2. How much protein does an endurance athlete need?
An endurance athlete, a cyclist or runner, for example, whose main fuel is, usually, carbohydrates, although he doesn’t exert the same type of stress on the muscles as a bodybuilding athlete (or an athlete who does a workout based on weight lifting), will also need proteins, especially to repair muscle tissue.
Even if the priority isn’t to increase muscle volume, the muscles are also affected by activity and need proteins to rebuild and recover.
For people who do exercise, but only aerobic (cardio) or endurance sports, the recommendations can vary between 1 and 1.6 grams of protein per kilogram of body weight, with 1.6 being the reference value for elite athletes.
(During periods of greater effort – in a phase of intense trainings – I recommend a consumption between 1.4 and 1.8g)
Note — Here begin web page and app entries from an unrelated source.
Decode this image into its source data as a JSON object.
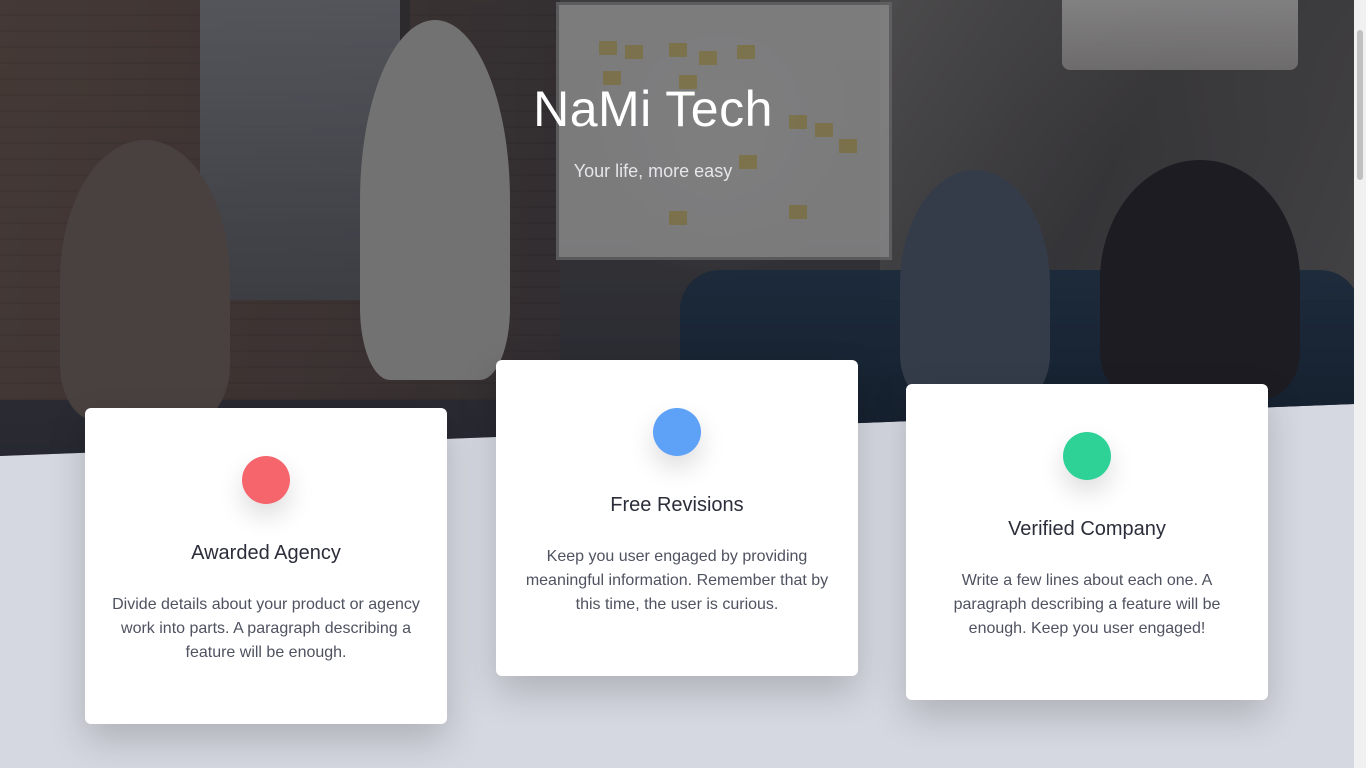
{
  "hero": {
    "title": "NaMi Tech",
    "subtitle": "Your life, more easy"
  },
  "features": [
    {
      "icon": "red-circle-icon",
      "color": "#f5656b",
      "title": "Awarded Agency",
      "description": "Divide details about your product or agency work into parts. A paragraph describing a feature will be enough."
    },
    {
      "icon": "blue-circle-icon",
      "color": "#5ea2f7",
      "title": "Free Revisions",
      "description": "Keep you user engaged by providing meaningful information. Remember that by this time, the user is curious."
    },
    {
      "icon": "green-circle-icon",
      "color": "#2fd296",
      "title": "Verified Company",
      "description": "Write a few lines about each one. A paragraph describing a feature will be enough. Keep you user engaged!"
    }
  ]
}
But to those who do this, I also want to remind you that you have to add weight training. Only cardio may not be enough to withstand the requirements of endurance training. It will also help you to improve your performance.
3. How much protein does an athlete who does bodybuilding/weightlifting need?
Increasing the protein intake is quite common among athletes who do bodybuilding and weight lifting. Protein works as a “fuel” because without it, it will be difficult to recover the muscle tissue that’s damaged during workouts and to build muscles.
For all those who do weight training and bodybuilding, the recommendations are between 1.5 and 2.0 grams per kilogram of body weight.
But if you’re emphasizing on losing fat or gaining muscle mass with intensive trainings, your needs may increase, that’s why I recommend up to 2.5 grams per kilogram of body weight.
Attention! These amounts are variable. Consumption needs may depend on both the type and the level of activity.
You must do a personalized calculation to find out the amount that you need to take to meet your requirements and to achieve your personal goals.
Proteins can be obtained from different food groups, such as: fish, eggs, red and white meats, nuts and some vegetable protein sources, such as legumes.
In addition, if we don’t meet our daily protein requirements, we can obtain them through protein shakes!